The moon “Death Star” hides an ocean inside, according to scientists

Mimas, Saturn’s most star moon, yields evidence that it maintains a liquid ocean in its interior.

Simulations of the Herschel impact basin on Mimas, Saturn’s smallest and inner moon, provide more evidence that it is a world with a liquid ocean inside.

Both the striking structure of the basin, which resembles this moon to the ‘death star’ from Star Wars, and the absence of tectonics in Mimas are compatible with an increasingly thin layer of ice and a geologically young ocean.

“In the final days of NASA’s Cassini mission to Saturn, the spacecraft identified a curious libration, or wobble, in Mimas’s rotation, which often points to a geologically active body capable of hosting an internal ocean,” he said. In a statement, Dr. Alyssa Rhoden of SwRI (Southwest Research Institute), a specialist in the geophysics of icy satellites, particularly those that contain oceans, and in the evolution of giant planet satellite systems.

She is the second author of a new paper on the subject published in Geophysical Research Letters. “Mimas seemed an unlikely candidate, with its heavily cratered, icy surface scarred by a giant impact crater that makes the small moon look a lot like the Death Star from Star Wars. If Mimas has an ocean, it represents a new class of small “stealth” ocean worlds, with surfaces that do not give away the existence of the ocean.”

The study

Rhoden worked with Purdue graduate student Adeene Denton to better understand how a heavily cratered moon like Mimas could possess an internal ocean. Denton modeled the formation of the Hershel impact basin using the iSALE-2D simulation software.

Models showed that the Mimas ice sheet must have been at least 55 km thick at the time of the Herschel-forming impact. Instead, observations of Mimas and models of its internal warming limit the current thickness of the ice sheet to less than 30 km, if it currently hosts an ocean.

These results imply that a present-day ocean within Mimas must have been warming and expanding since the basin formed.

It is also possible that Mimas was completely frozen both at the time of Herschel’s impact and today. However, Denton found that including an inland ocean in the impact models helped produce the shape of the basin.

“We found that Herschel could not have formed in an ice sheet of its current thickness without destroying the ice sheet at the impact site,” explains Denton, who is now a postdoctoral researcher at the University of Arizona.

“If Mimas has an ocean today, the ice sheet has been thinning since the formation of Herschel, which could also explain the lack of fractures in Mimas.

If Mimas is an emerging ocean world, it places significant constraints on the formation, evolution, and habitability of all of Saturn’s midsize moons.”

“Although our results support the existence of a present-day ocean at Mimas, it is difficult to reconcile the moon’s orbital and geological characteristics with our current understanding of its thermal orbital evolution,” says Rhoden.

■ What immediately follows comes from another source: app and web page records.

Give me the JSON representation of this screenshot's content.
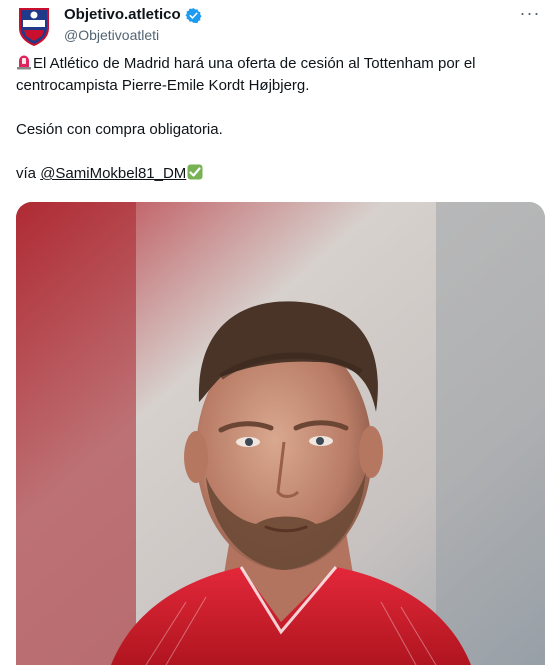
{
  "account": {
    "display_name": "Objetivo.atletico",
    "handle": "@Objetivoatleti",
    "avatar_icon": "objetivo-atletico-crest",
    "verified_icon": "verified-badge-icon",
    "verified_color": "#1d9bf0"
  },
  "menu": {
    "more_label": "···"
  },
  "tweet": {
    "line1": "El Atlético de Madrid hará una oferta de cesión al Tottenham por el centrocampista Pierre-Emile Kordt Højbjerg.",
    "line2": "Cesión con compra obligatoria.",
    "via_prefix": "vía ",
    "mention": "@SamiMokbel81_DM",
    "siren_icon": "police-light-emoji",
    "check_icon": "check-mark-button-emoji"
  },
  "media": {
    "photo_subject": "player-portrait-photo"
  },
  "colors": {
    "text": "#0f1419",
    "secondary": "#536471",
    "accent": "#1d9bf0"
  }
}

“Assessing the status of Mimas as an oceanic moon would serve as a reference for models of its formation and evolution. This would help us better understand Saturn’s rings and mid-size moons, as well as the prevalence of potentially habitable oceanic moons, especially Uranus. Mimas is an attractive target for further investigation.”